“The families of loved ones who lose their lives in the line of duty experience incredible heartbreak. The compensation they receive to help them through that difficult time should never be delayed while they wait for the legislature to take additional action,” said Chuck Sullivan, President of the Associated Fire Fighters of Illinois (AFFI). “HB 5785 will help make sure that Illinois never breaks or delays its promise to the families of our fallen heroes.”
On behalf of law enforcement officers throughout Illinois, the Coalition of Frontline Police Officers (CFPO) also offers strong endorsement of HB 5785 and urges the Illinois General Assembly to pass it without delay.
“With the enactment of HB 5785 our state’s first responder families will be protected in event of a tragedy. Thank you, Comptroller Mendoza for your strident advocacy on behalf of our public safety heroes and thank you to Representatives Dave Vella, Fran Hurley, Jay Hoffman, Lance Yednock, Michael Kelly, Bob Morgan, Angelica Guerrero-Cuellar, Larry Walsh, Jr., LaToya Greenwood, Fred Crespo, Katie Stuart, Natalie Manley, and Kelly Burke. Like our fallen heroes – your support for our families will not be forgotten,” said Sean M. Smoot, Chairman of CFPO and Director and Chief Counsel for the Illinois Police Benevolent and Protective Association of Illinois.

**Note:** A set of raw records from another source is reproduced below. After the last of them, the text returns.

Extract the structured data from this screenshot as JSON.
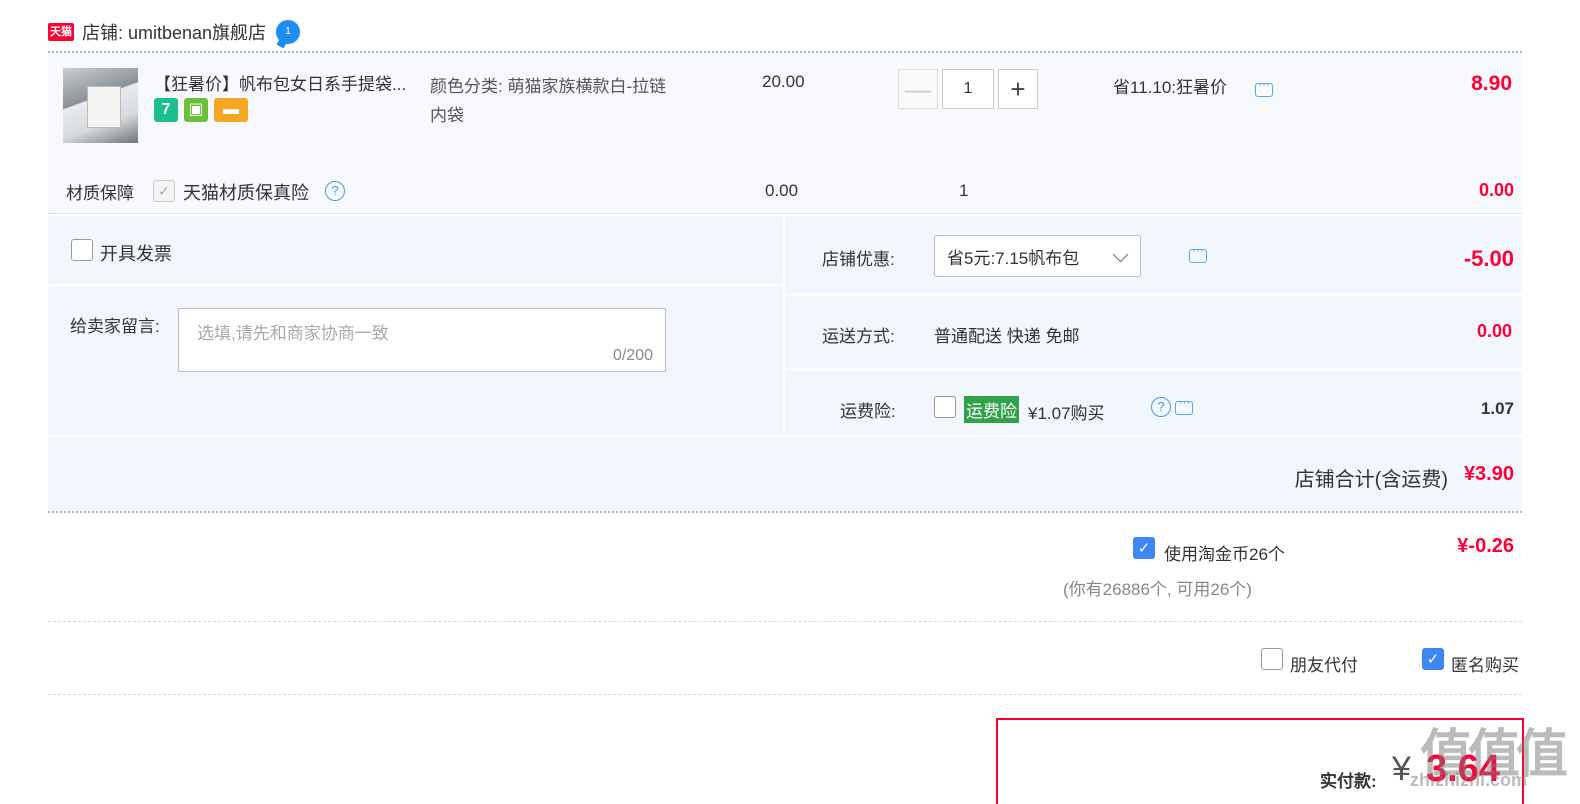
{
  "shop": {
    "logo_text": "天猫",
    "label": "店铺: umitbenan旗舰店",
    "chat_badge": "1"
  },
  "item": {
    "title": "【狂暑价】帆布包女日系手提袋...",
    "badges": {
      "seven": "7"
    },
    "sku_label": "颜色分类: 萌猫家族横款白-拉链",
    "sku_label_2": "内袋",
    "unit_price": "20.00",
    "quantity": "1",
    "decrement": "—",
    "increment": "+",
    "promo": "省11.10:狂暑价",
    "subtotal": "8.90"
  },
  "service": {
    "label": "材质保障",
    "name": "天猫材质保真险",
    "price": "0.00",
    "quantity": "1",
    "subtotal": "0.00"
  },
  "options": {
    "invoice_label": "开具发票",
    "message_label": "给卖家留言:",
    "message_placeholder": "选填,请先和商家协商一致",
    "message_count": "0/200",
    "coupon_label": "店铺优惠:",
    "coupon_value": "省5元:7.15帆布包",
    "coupon_amount": "-5.00",
    "shipping_label": "运送方式:",
    "shipping_value": "普通配送 快递 免邮",
    "shipping_amount": "0.00",
    "insurance_label": "运费险:",
    "insurance_tag": "运费险",
    "insurance_price": "¥1.07购买",
    "insurance_amount": "1.07"
  },
  "total": {
    "label": "店铺合计(含运费)",
    "value": "¥3.90"
  },
  "coins": {
    "label": "使用淘金币26个",
    "note": "(你有26886个, 可用26个)",
    "amount": "¥-0.26"
  },
  "payment_options": {
    "friend_pay": "朋友代付",
    "anonymous": "匿名购买"
  },
  "pay": {
    "label": "实付款:",
    "currency": "¥",
    "amount": "3.64"
  },
  "watermark": {
    "big": "值值值",
    "small": "zhizhizhi.com"
  }
}
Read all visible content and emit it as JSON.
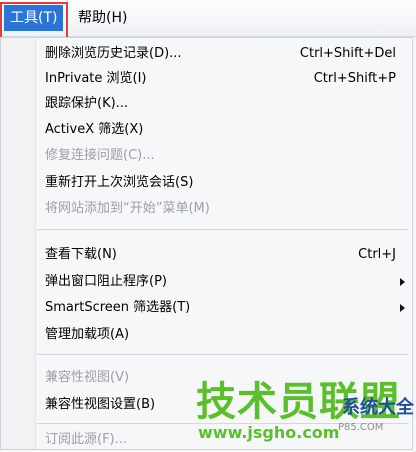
{
  "menubar": {
    "items": [
      {
        "label": "工具(T)"
      },
      {
        "label": "帮助(H)"
      }
    ]
  },
  "menu": {
    "items": [
      {
        "label": "删除浏览历史记录(D)...",
        "shortcut": "Ctrl+Shift+Del"
      },
      {
        "label": "InPrivate 浏览(I)",
        "shortcut": "Ctrl+Shift+P"
      },
      {
        "label": "跟踪保护(K)..."
      },
      {
        "label": "ActiveX 筛选(X)"
      },
      {
        "label": "修复连接问题(C)..."
      },
      {
        "label": "重新打开上次浏览会话(S)"
      },
      {
        "label": "将网站添加到“开始”菜单(M)"
      },
      {
        "label": "查看下载(N)",
        "shortcut": "Ctrl+J"
      },
      {
        "label": "弹出窗口阻止程序(P)"
      },
      {
        "label": "SmartScreen 筛选器(T)"
      },
      {
        "label": "管理加载项(A)"
      },
      {
        "label": "兼容性视图(V)"
      },
      {
        "label": "兼容性视图设置(B)"
      },
      {
        "label": "订阅此源(F)..."
      }
    ]
  },
  "watermark": {
    "main": "技术员联盟",
    "site": "www.jsgho.com",
    "side": "系统大全",
    "tiny": "P85.COM"
  }
}
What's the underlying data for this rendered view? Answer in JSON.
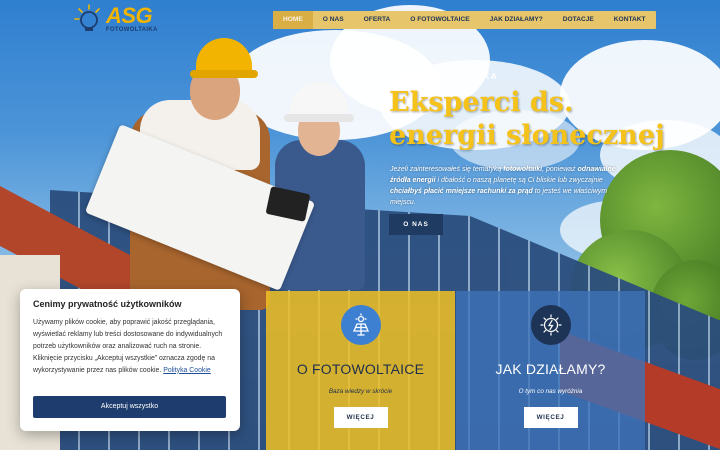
{
  "logo": {
    "main": "ASG",
    "sub": "FOTOWOLTAIKA"
  },
  "nav": {
    "items": [
      "HOME",
      "O NAS",
      "OFERTA",
      "O FOTOWOLTAICE",
      "JAK DZIAŁAMY?",
      "DOTACJE",
      "KONTAKT"
    ],
    "active_index": 0
  },
  "hero": {
    "eyebrow": "ASG FOTOWOLTAIKA",
    "headline_line1": "Eksperci ds.",
    "headline_line2": "energii słonecznej",
    "lead_parts": {
      "p1": "Jeżeli zainteresowałeś się tematyką ",
      "b1": "fotowoltaiki",
      "p2": ", ponieważ ",
      "b2": "odnawialne źródła energii",
      "p3": " i dbałość o naszą planetę są Ci bliskie lub zwyczajnie ",
      "b3": "chciałbyś płacić mniejsze rachunki za prąd",
      "p4": " to jesteś we właściwym miejscu."
    },
    "button": "O NAS"
  },
  "panels": [
    {
      "title": "O FOTOWOLTAICE",
      "subtitle": "Baza wiedzy w skrócie",
      "button": "WIĘCEJ",
      "icon": "solar-panel-icon"
    },
    {
      "title": "JAK DZIAŁAMY?",
      "subtitle": "O tym co nas wyróżnia",
      "button": "WIĘCEJ",
      "icon": "bulb-icon"
    }
  ],
  "cookie": {
    "title": "Cenimy prywatność użytkowników",
    "text": "Używamy plików cookie, aby poprawić jakość przeglądania, wyświetlać reklamy lub treści dostosowane do indywidualnych potrzeb użytkowników oraz analizować ruch na stronie. Kliknięcie przycisku „Akceptuj wszystkie” oznacza zgodę na wykorzystywanie przez nas plików cookie. ",
    "link": "Polityka Cookie",
    "button": "Akceptuj wszystko"
  },
  "colors": {
    "accent_yellow": "#f2b400",
    "navy": "#1e3d6e",
    "nav_bg": "#e7c56a",
    "panel_blue": "#3e72b9"
  }
}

“We count on our first responders to be there for us in our greatest time of need, and when we lose one in service, we have to step up as a state and support their family in their most difficult time,” State Rep. Dave Vella, D-Rockford, the chief sponsor of the bill, said. “Under our current law, we have seen families be forced to wait for financial support from the state because money ran out. It’s inexcusable that this situation can even occur, which is why we’re taking action today to make funding for this critical support a continuing appropriation.”
“While none of us knows our expiration date, what we do know is first responders and public-safety officers are at a greater risk, because they put themselves in harm’s way to protect us. But that’s what heroes do,” said State Sen. Christopher Belt, D-Swansea, who is sponsoring a companion bill in the Senate, SB 4229. “Public-safety officers and first responders have done so much to protect their communities and it is our responsibility as lawmakers and policy makers to make sure that those surviving family members receive timely financial protection as a standard practice.”

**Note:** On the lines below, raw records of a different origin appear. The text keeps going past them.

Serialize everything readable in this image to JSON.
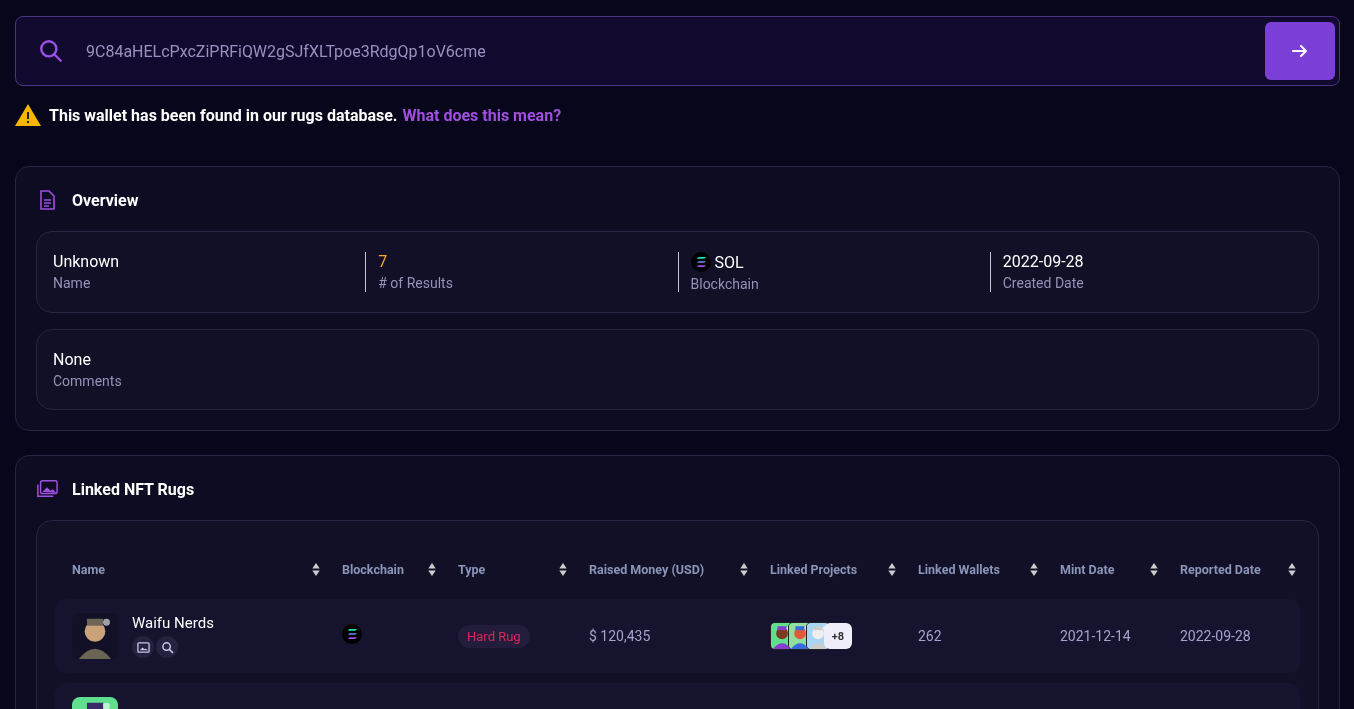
{
  "search": {
    "value": "9C84aHELcPxcZiPRFiQW2gSJfXLTpoe3RdgQp1oV6cme"
  },
  "warning": {
    "text": "This wallet has been found in our rugs database.",
    "link": "What does this mean?"
  },
  "overview": {
    "title": "Overview",
    "stats": [
      {
        "kind": "text",
        "value": "Unknown",
        "label": "Name"
      },
      {
        "kind": "count",
        "value": "7",
        "label": "# of Results"
      },
      {
        "kind": "chain",
        "value": "SOL",
        "label": "Blockchain"
      },
      {
        "kind": "text",
        "value": "2022-09-28",
        "label": "Created Date"
      }
    ],
    "comments": {
      "value": "None",
      "label": "Comments"
    }
  },
  "linked_rugs": {
    "title": "Linked NFT Rugs",
    "columns": [
      "Name",
      "Blockchain",
      "Type",
      "Raised Money (USD)",
      "Linked Projects",
      "Linked Wallets",
      "Mint Date",
      "Reported Date"
    ],
    "rows": [
      {
        "kind": "full",
        "name": "Waifu Nerds",
        "type": "Hard Rug",
        "raised": "$ 120,435",
        "projects_more": "+8",
        "wallets": "262",
        "mint_date": "2021-12-14",
        "reported_date": "2022-09-28"
      },
      {
        "kind": "partial"
      }
    ]
  }
}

The measure has bipartisan support. State Sen. Dale Fowler, R-Harrisburg, a co-sponsor of the legislation said. “No matter how many fallen heroes we lose, these families are going to be provided for,” said Sen. Fowler. “When a first responder walks out the door to go to work, they walk out of the door believing that if they don't come home, their families will be provided for. And unfortunately, without this legislation, that wasn't the case.”
Fowler, Mendoza and Belt pledged to work to get every single Democratic and Republican legislator supporting the bill during the Illinois General Assembly’s fall veto session.

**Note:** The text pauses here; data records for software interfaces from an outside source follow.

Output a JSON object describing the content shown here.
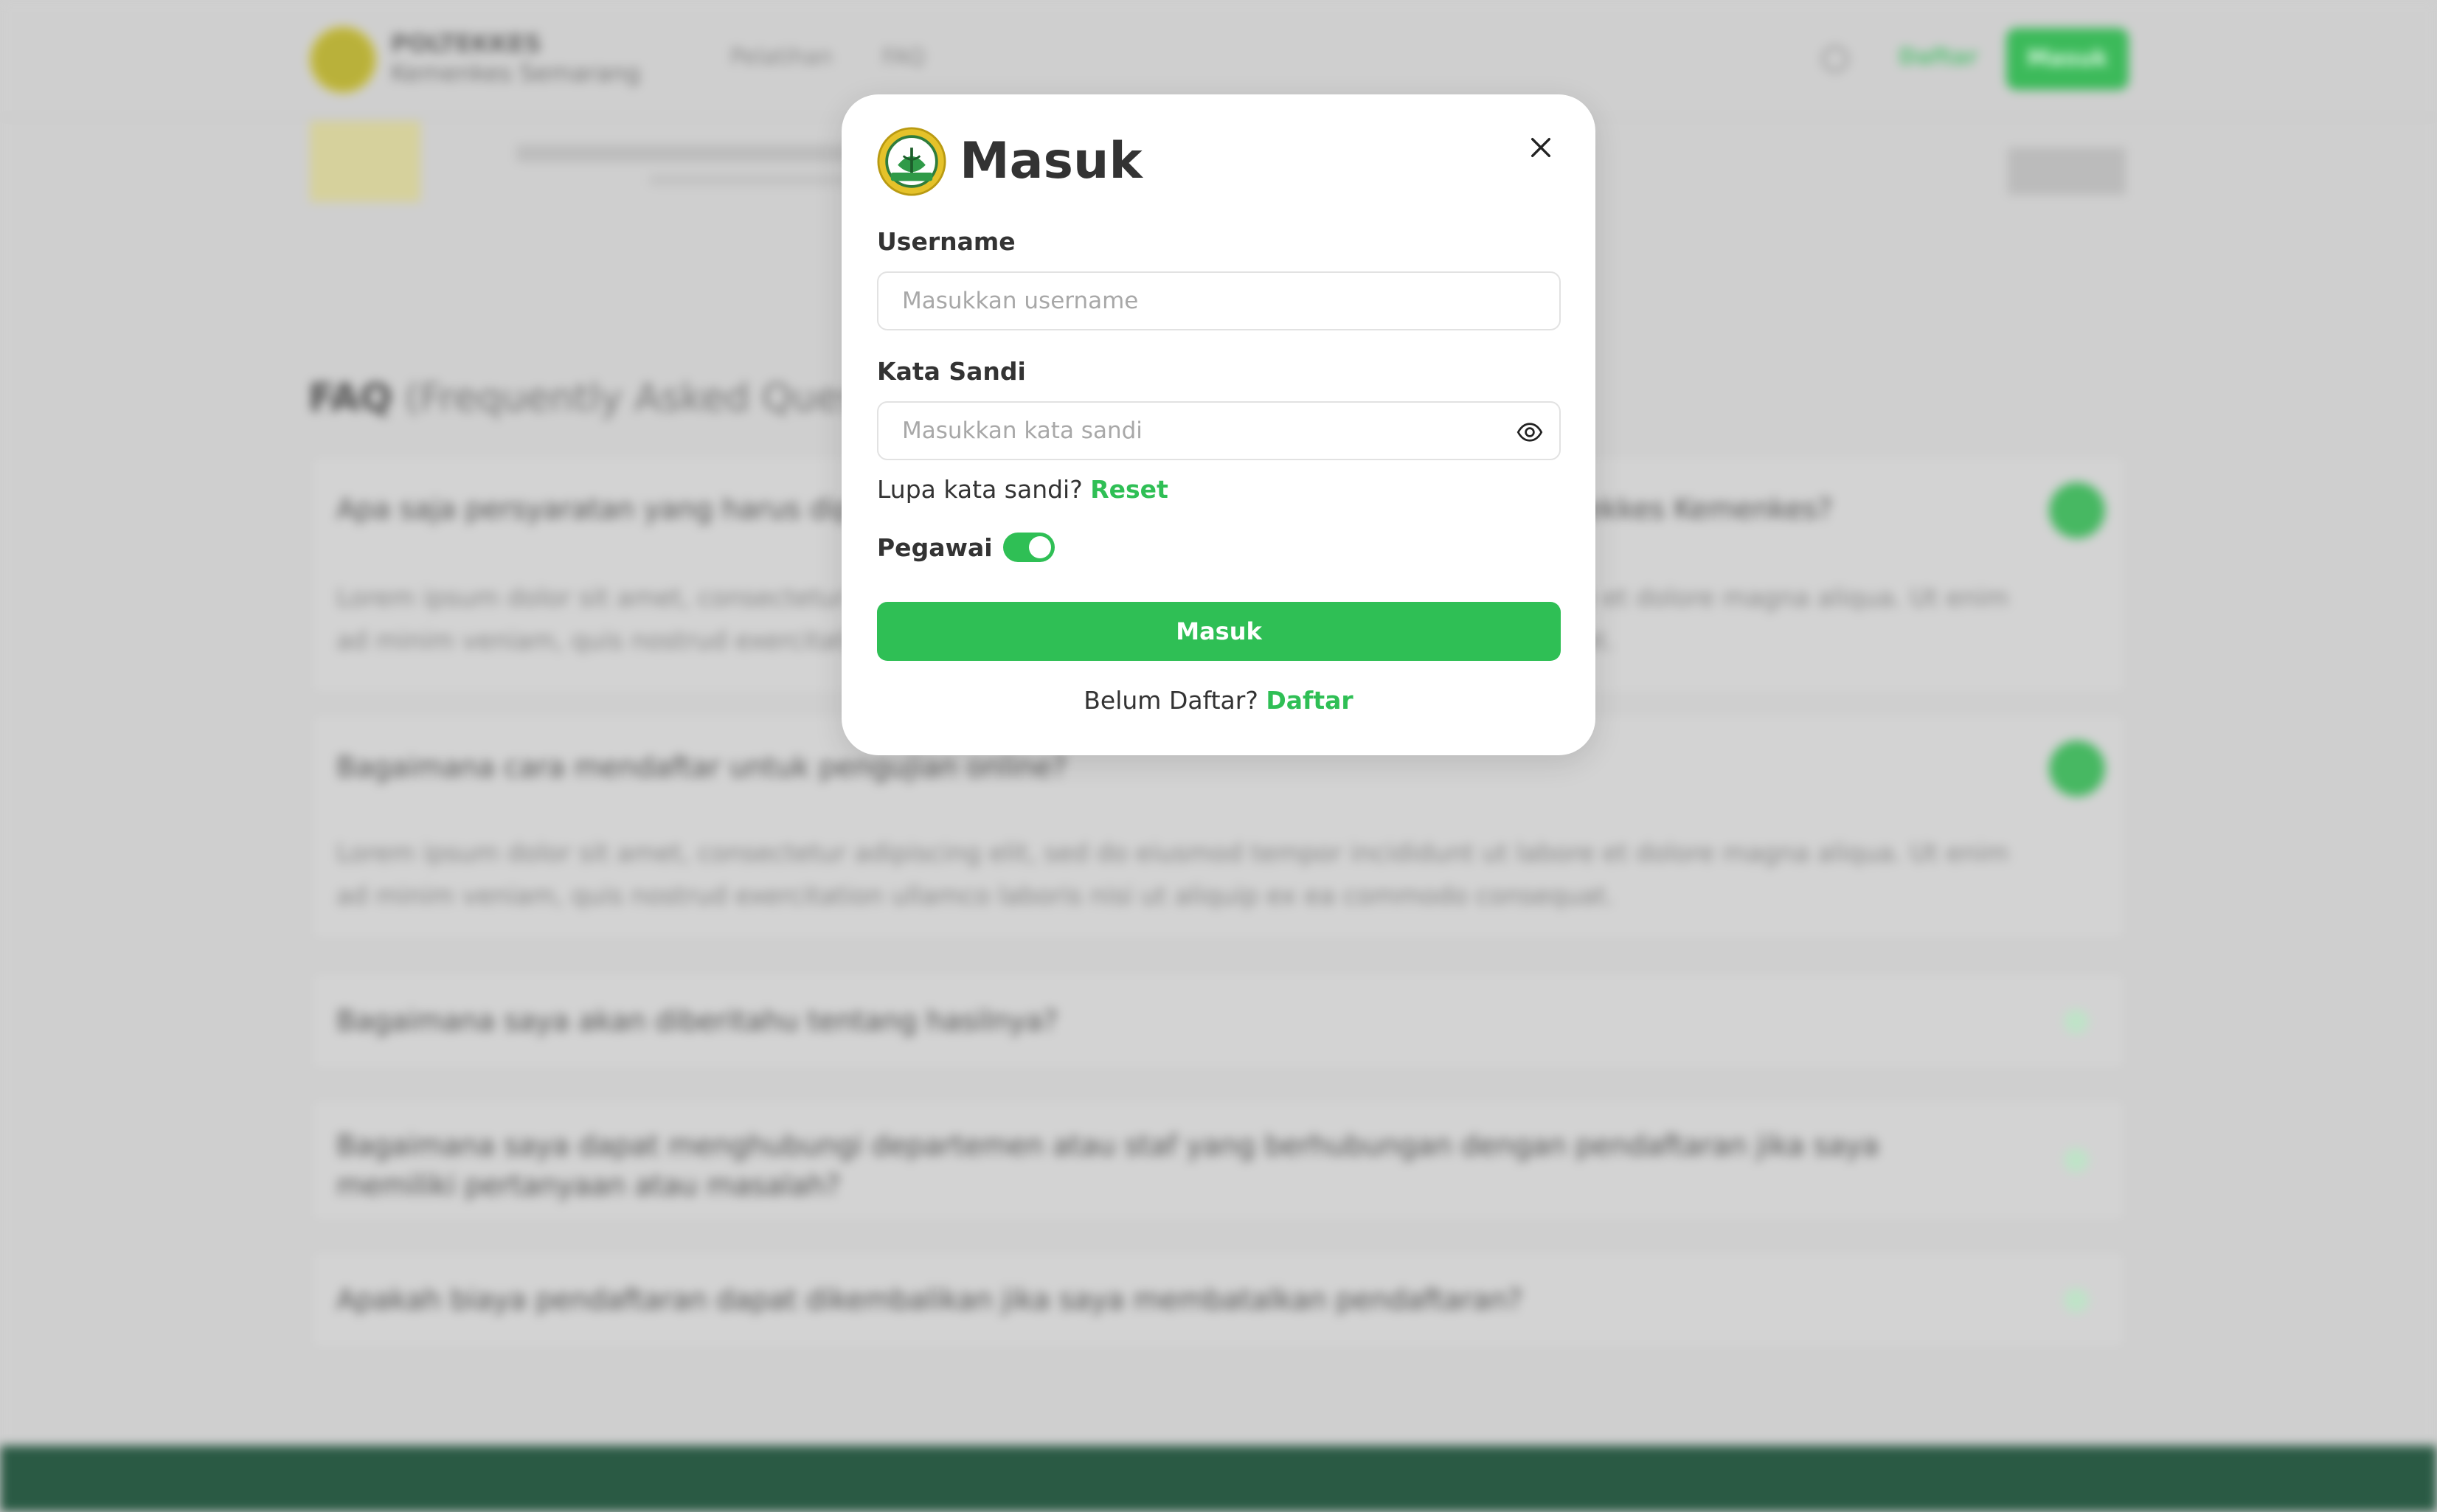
{
  "background": {
    "brand_line1": "POLTEKKES",
    "brand_line2": "Kemenkes Semarang",
    "nav": [
      "Pelatihan",
      "FAQ"
    ],
    "header_daftar": "Daftar",
    "header_masuk": "Masuk",
    "faq_title_bold": "FAQ",
    "faq_title_rest": " (Frequently Asked Questions)",
    "faq_items": [
      {
        "question": "Apa saja persyaratan yang harus dipenuhi untuk mengikuti pengujian kompetensi di Poltekkes Kemenkes?",
        "answer": "Lorem ipsum dolor sit amet, consectetur adipiscing elit, sed do eiusmod tempor incididunt ut labore et dolore magna aliqua. Ut enim ad minim veniam, quis nostrud exercitation ullamco laboris nisi ut aliquip ex ea commodo consequat."
      },
      {
        "question": "Bagaimana cara mendaftar untuk pengujian online?",
        "answer": "Lorem ipsum dolor sit amet, consectetur adipiscing elit, sed do eiusmod tempor incididunt ut labore et dolore magna aliqua. Ut enim ad minim veniam, quis nostrud exercitation ullamco laboris nisi ut aliquip ex ea commodo consequat."
      },
      {
        "question": "Bagaimana saya akan diberitahu tentang hasilnya?"
      },
      {
        "question": "Bagaimana saya dapat menghubungi departemen atau staf yang berhubungan dengan pendaftaran jika saya memiliki pertanyaan atau masalah?"
      },
      {
        "question": "Apakah biaya pendaftaran dapat dikembalikan jika saya membatalkan pendaftaran?"
      }
    ]
  },
  "modal": {
    "title": "Masuk",
    "username_label": "Username",
    "username_placeholder": "Masukkan username",
    "password_label": "Kata Sandi",
    "password_placeholder": "Masukkan kata sandi",
    "forgot_text": "Lupa kata sandi?",
    "reset_link": "Reset",
    "pegawai_label": "Pegawai",
    "pegawai_on": true,
    "submit_label": "Masuk",
    "signup_text": "Belum Daftar?",
    "signup_link": "Daftar"
  },
  "colors": {
    "accent": "#2fbf55",
    "footer": "#2a5a44",
    "logo_gold": "#e5c22a"
  },
  "icons": {
    "close": "close-icon",
    "password_toggle": "eye-icon",
    "logo": "poltekkes-logo"
  }
}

“When first responders fall, the last thing families need is bureaucracy and red tape getting in the way when they’re trying to deal with such a tragic loss and trying to pick up the pieces along the way. This legislation will do exactly that. It will cut the red tape, take care of all the families of all our fallen brothers and sisters. I ask everyone to come forward and pledge your support,” said Jefferson County Sheriff Jeff Bullard.
“Families of those who have made the ultimate sacrifice should never have to worry about how they are going to put food on the table as they grieve their loved ones. I call on the legislature to pass this bill as quickly as possible. Let us honor fallen first responders and armed-forces members by limiting the suffering of the families they leave behind,” said Comptroller Mendoza. “These guys here have our backs every day, thank you. And we’re going to have yours and your families’.”
Some of the attendees of the press conference and proponents of HB 5785 included: